The city and the life in it are constantly changing. Young initiatives revive the cultural infrastructures, especially young people (students) and families with work move into the city.The downtown area is filled with investors and young entrepreneurs, and thus house prices are rising and the population structure is changing. Others, who alread scratch on their subsistence level because of the economic situation, can no longer afford to live in the city center – community gardening or not.
At each Detroit stay, I discover new art projects, businesses, investor models or forms of collaboration. Cultural production and the creative industries have been intensively promoted by the private-sector initiatives and by foundations for the past six years. I realize that much of the cultural events and projects are only used by the populations that can afford it or do have some educational access.
Are there any comparable projects of newcomers? How is the general exchange between the Ex-Pads?

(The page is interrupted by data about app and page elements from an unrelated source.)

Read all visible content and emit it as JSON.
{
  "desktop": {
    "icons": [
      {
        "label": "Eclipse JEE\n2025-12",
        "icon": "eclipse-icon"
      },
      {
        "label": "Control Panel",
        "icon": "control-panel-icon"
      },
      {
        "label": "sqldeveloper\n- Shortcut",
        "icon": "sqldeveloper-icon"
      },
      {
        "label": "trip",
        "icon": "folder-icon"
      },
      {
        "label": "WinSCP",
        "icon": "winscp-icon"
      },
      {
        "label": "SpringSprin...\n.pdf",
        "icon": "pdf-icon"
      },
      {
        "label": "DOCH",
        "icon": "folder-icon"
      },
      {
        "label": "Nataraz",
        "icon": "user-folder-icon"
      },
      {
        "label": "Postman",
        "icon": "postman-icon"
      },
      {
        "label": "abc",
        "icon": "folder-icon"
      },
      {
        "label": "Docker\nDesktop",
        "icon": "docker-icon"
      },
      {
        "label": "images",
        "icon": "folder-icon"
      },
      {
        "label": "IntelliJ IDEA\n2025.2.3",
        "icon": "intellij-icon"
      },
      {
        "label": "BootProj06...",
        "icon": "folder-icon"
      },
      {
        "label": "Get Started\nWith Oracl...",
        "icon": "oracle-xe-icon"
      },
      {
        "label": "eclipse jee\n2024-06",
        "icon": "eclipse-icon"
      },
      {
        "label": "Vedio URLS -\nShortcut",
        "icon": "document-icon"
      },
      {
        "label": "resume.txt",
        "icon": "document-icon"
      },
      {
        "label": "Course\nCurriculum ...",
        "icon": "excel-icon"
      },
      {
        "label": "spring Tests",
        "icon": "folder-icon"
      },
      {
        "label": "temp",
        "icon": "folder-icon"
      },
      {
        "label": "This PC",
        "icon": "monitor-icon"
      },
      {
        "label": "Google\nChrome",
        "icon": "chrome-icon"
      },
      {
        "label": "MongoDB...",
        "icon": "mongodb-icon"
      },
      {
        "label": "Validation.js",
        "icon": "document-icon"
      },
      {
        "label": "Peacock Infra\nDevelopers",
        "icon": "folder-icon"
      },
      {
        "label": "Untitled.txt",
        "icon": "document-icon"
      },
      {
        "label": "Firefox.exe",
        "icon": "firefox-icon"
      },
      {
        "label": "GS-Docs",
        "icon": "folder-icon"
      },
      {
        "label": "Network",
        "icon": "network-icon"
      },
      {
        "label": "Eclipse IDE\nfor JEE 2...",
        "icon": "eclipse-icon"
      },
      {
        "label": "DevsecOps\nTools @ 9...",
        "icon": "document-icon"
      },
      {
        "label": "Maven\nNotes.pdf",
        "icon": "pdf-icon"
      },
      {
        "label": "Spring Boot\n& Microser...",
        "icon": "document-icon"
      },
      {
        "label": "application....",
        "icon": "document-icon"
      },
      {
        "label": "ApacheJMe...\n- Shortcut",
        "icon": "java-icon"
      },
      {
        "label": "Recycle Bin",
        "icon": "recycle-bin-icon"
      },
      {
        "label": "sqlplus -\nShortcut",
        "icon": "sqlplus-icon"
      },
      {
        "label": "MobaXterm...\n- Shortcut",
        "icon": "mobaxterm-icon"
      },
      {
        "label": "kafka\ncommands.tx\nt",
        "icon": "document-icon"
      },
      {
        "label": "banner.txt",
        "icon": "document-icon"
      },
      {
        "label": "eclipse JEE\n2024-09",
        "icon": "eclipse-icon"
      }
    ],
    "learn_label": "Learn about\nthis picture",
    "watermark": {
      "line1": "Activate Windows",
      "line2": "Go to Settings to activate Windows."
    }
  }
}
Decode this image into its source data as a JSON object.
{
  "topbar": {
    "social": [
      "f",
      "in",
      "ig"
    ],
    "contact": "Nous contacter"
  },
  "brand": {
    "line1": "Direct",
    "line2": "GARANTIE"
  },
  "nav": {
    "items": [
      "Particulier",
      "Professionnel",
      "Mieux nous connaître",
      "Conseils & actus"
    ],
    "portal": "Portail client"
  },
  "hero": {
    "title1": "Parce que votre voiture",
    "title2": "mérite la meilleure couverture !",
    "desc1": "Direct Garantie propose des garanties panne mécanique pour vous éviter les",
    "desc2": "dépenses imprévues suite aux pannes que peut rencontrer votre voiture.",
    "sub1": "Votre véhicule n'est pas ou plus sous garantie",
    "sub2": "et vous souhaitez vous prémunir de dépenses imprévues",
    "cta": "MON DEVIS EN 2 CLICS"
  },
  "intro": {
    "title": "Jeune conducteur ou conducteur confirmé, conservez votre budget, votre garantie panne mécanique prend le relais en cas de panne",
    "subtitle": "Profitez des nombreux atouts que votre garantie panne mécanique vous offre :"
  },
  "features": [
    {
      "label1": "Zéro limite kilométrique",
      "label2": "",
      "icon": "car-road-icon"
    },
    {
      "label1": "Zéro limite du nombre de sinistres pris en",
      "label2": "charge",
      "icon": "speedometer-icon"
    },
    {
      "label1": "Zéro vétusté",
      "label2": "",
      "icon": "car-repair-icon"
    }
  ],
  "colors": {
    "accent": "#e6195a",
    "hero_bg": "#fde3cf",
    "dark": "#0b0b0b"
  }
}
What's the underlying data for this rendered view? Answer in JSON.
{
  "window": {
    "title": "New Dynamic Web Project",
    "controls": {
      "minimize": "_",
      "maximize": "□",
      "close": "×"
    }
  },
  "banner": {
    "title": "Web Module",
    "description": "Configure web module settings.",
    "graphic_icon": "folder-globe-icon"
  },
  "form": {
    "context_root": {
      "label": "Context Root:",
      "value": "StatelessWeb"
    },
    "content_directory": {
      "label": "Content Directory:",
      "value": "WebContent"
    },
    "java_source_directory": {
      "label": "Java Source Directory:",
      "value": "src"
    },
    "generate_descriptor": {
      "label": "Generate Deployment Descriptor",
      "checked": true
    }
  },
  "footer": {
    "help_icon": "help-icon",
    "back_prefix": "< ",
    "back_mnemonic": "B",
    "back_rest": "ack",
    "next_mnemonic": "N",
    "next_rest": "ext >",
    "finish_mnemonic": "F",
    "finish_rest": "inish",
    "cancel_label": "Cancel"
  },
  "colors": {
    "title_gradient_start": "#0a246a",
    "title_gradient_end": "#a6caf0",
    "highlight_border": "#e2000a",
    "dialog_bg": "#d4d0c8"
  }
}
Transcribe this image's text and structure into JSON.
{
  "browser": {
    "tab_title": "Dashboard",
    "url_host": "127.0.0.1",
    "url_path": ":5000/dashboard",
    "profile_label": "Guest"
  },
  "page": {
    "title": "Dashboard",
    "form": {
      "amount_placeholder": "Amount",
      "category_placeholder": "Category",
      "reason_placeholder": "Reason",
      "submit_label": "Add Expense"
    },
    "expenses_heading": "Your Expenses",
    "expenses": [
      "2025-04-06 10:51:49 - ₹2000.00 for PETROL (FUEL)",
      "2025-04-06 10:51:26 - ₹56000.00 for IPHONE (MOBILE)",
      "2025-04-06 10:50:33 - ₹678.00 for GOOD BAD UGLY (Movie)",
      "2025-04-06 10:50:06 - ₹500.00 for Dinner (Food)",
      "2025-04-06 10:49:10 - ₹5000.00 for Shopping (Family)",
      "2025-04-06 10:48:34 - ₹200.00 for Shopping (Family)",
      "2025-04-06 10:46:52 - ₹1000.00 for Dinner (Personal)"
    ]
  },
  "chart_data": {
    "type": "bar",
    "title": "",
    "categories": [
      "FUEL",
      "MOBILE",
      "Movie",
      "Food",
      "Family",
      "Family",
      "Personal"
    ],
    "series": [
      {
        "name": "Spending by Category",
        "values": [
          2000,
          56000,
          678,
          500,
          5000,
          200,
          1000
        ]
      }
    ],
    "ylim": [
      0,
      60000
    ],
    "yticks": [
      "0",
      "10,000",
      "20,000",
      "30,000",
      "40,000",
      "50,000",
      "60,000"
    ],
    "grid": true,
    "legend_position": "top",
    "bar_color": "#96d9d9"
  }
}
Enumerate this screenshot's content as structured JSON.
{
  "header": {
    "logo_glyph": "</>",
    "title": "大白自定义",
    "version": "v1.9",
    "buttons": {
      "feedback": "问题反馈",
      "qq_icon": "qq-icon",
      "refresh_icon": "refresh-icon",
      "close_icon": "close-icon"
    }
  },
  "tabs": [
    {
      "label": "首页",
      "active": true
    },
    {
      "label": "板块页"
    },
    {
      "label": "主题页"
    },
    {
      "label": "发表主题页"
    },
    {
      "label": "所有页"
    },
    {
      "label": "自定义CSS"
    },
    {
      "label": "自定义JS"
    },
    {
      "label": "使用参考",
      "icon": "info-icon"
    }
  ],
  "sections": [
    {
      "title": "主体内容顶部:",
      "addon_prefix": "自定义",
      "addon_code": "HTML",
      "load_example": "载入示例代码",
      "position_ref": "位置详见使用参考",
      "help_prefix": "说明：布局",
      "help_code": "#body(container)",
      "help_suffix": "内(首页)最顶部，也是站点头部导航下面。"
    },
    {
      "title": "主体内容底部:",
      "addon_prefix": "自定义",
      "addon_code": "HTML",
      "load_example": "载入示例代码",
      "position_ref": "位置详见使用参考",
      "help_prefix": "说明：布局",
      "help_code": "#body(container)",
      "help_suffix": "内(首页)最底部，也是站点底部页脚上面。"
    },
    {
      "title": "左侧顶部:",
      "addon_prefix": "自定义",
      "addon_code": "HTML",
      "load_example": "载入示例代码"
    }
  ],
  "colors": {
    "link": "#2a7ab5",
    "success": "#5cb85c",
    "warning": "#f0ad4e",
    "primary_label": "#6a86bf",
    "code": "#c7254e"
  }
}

The exchange is good. The cultural scene is still manageable and you get to know each other realtively quickly. INCA Detroit was an artist initiative with residency program in Detroit and EXPODIUM from the Netherlands had a dependance in Detroit. Every now and then there are foreign initiatives, usually they disappear after three or four years, but this also has to do with the financing of this kind of projects.
Finally, I would be interested in the radiance of the project. Is it perceived primarily locally, in Germany, in Europe or America?
It is primarily perceived by the people and institutions concerned with contemporary cultural production and urban development in Detroit. In a local context, FILTER Detroit is well known because I keep looking for collaborations with local artists, makers and initiatives. In addition, I invite research residents and artists from Detroit to exhibitions and presentations and contributions to publications, such as the Kunstverein Wolfsburg, the Van Abbemuseum, the Cultural Foundation Agathenburg, the equivalent to Hamburgs Gängeviertel or the Sullivan Galleries in Chicago.
Since FILTER Detroit is run as one-woman operation, there is no marketing and marketing concept. The website lags behind three years and my publicity and social media activity is limited to the bare minimum.
What is the future for?
I am currently working with the permanent resident of FILTER on the redesign of the FILTER Detroit website. A performance project is being discussed with the Dutch artist couple Inge Nabuurs and Erwin van Doorn, which also involves working with Detroit artists and musicians. Of particular importance to me is the work on my PhD thesis which examines FILTER Detroit, other artistic (migration) projects and art production in Banglatown and real estate values.
FILTER Detroit, 12645 Moran Street, Detroit